Amazon’s goal is to sell 4 million of its upcoming 7 inch Android tablet due out in the next month, but they might experience inventory shortages.
The online retail giant is trying to duplicate the success it has had in the e-reader arena with tablets. Statistically, 10 inch tablets have outperformed 7 inch ones in the last six months. They are planning on releasing a 10 inch model sometime in 2012, but want to gauge the success of its debut model before committing to the entire manufacturing process.
Amazon is planning on offering its tablet for $250.00, which is the same price as the Barnes and Noble Nook Color. Digitimes is pointing out that sources claim the milestone of 4 million units sold in just two months may be just a dream.
Barnes and Noble is rumored to be working on the Nook Color 2—which may come out towards the end of October—and may heat up the tablet race. If B&N does release its 2nd generation honeycomb tablet and Amazon debuts their device around the same time, we have to wonder how the market will react. Both companies gain traction from their expansive ecosystem. The Nook currently is the best tablet being billed as an e-reader because of the wide array of newspapers, magazines, textbooks, kids books, and audio content. They have been running away with the market for most of this year and the tail end of last year. Amazon is just getting into the tablet market and their entire strategy is not known. They are rumoured to be creating a Netflix-esque book subscription system and are currently in the works trying to woo prospective magazine companies.
During the holiday season this year in the tablet/e-reader hybrid arena, there will be quite the battle. The advantage Amazon might have is that it can offer the device in more markets and the Nook remains USA only, unless you fake a USA address on your account.

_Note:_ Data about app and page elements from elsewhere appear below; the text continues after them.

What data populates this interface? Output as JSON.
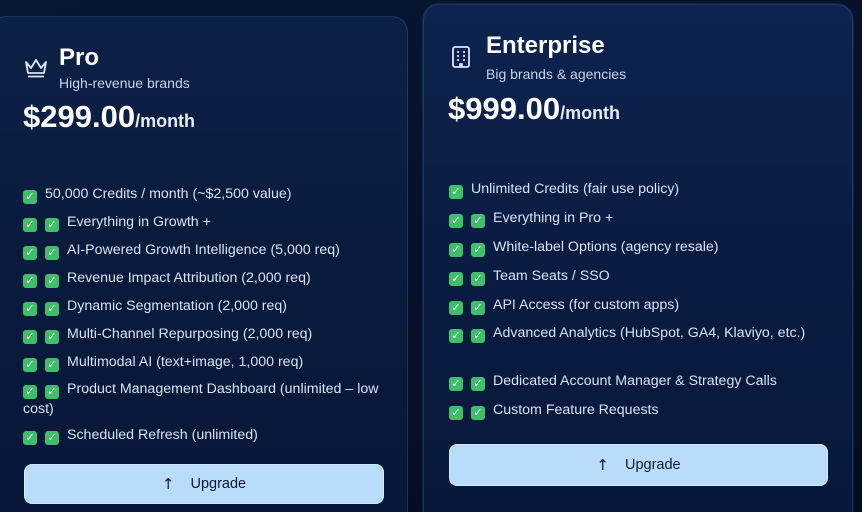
{
  "plans": [
    {
      "icon": "crown-icon",
      "name": "Pro",
      "subtitle": "High-revenue brands",
      "price": "$299.00",
      "period": "/month",
      "features": [
        {
          "checks": 1,
          "text": "50,000 Credits / month (~$2,500 value)"
        },
        {
          "checks": 2,
          "text": "Everything in Growth +"
        },
        {
          "checks": 2,
          "text": "AI-Powered Growth Intelligence (5,000 req)"
        },
        {
          "checks": 2,
          "text": "Revenue Impact Attribution (2,000 req)"
        },
        {
          "checks": 2,
          "text": "Dynamic Segmentation (2,000 req)"
        },
        {
          "checks": 2,
          "text": "Multi-Channel Repurposing (2,000 req)"
        },
        {
          "checks": 2,
          "text": "Multimodal AI (text+image, 1,000 req)"
        },
        {
          "checks": 2,
          "text": "Product Management Dashboard (unlimited – low cost)"
        },
        {
          "checks": 2,
          "text": "Scheduled Refresh (unlimited)"
        }
      ],
      "button_label": "Upgrade",
      "button_icon": "arrow-up-icon"
    },
    {
      "icon": "building-icon",
      "name": "Enterprise",
      "subtitle": "Big brands & agencies",
      "price": "$999.00",
      "period": "/month",
      "features": [
        {
          "checks": 1,
          "text": "Unlimited Credits (fair use policy)"
        },
        {
          "checks": 2,
          "text": "Everything in Pro +"
        },
        {
          "checks": 2,
          "text": "White-label Options (agency resale)"
        },
        {
          "checks": 2,
          "text": "Team Seats / SSO"
        },
        {
          "checks": 2,
          "text": "API Access (for custom apps)"
        },
        {
          "checks": 2,
          "text": "Advanced Analytics (HubSpot, GA4, Klaviyo, etc.)"
        },
        {
          "checks": 2,
          "text": "Dedicated Account Manager & Strategy Calls"
        },
        {
          "checks": 2,
          "text": "Custom Feature Requests"
        }
      ],
      "button_label": "Upgrade",
      "button_icon": "arrow-up-icon"
    }
  ],
  "colors": {
    "background": "#06122a",
    "check": "#3fbf6a",
    "button": "#b9dcfb",
    "text": "#d8e2f2"
  }
}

Michael Kozlowski is the Editor in Chief of Good e-Reader. He has been writing about audiobooks and e-readers for the past ten years. His articles have been picked up by major and local news sources and websites such as the CNET, Engadget, Huffington Post and Verge.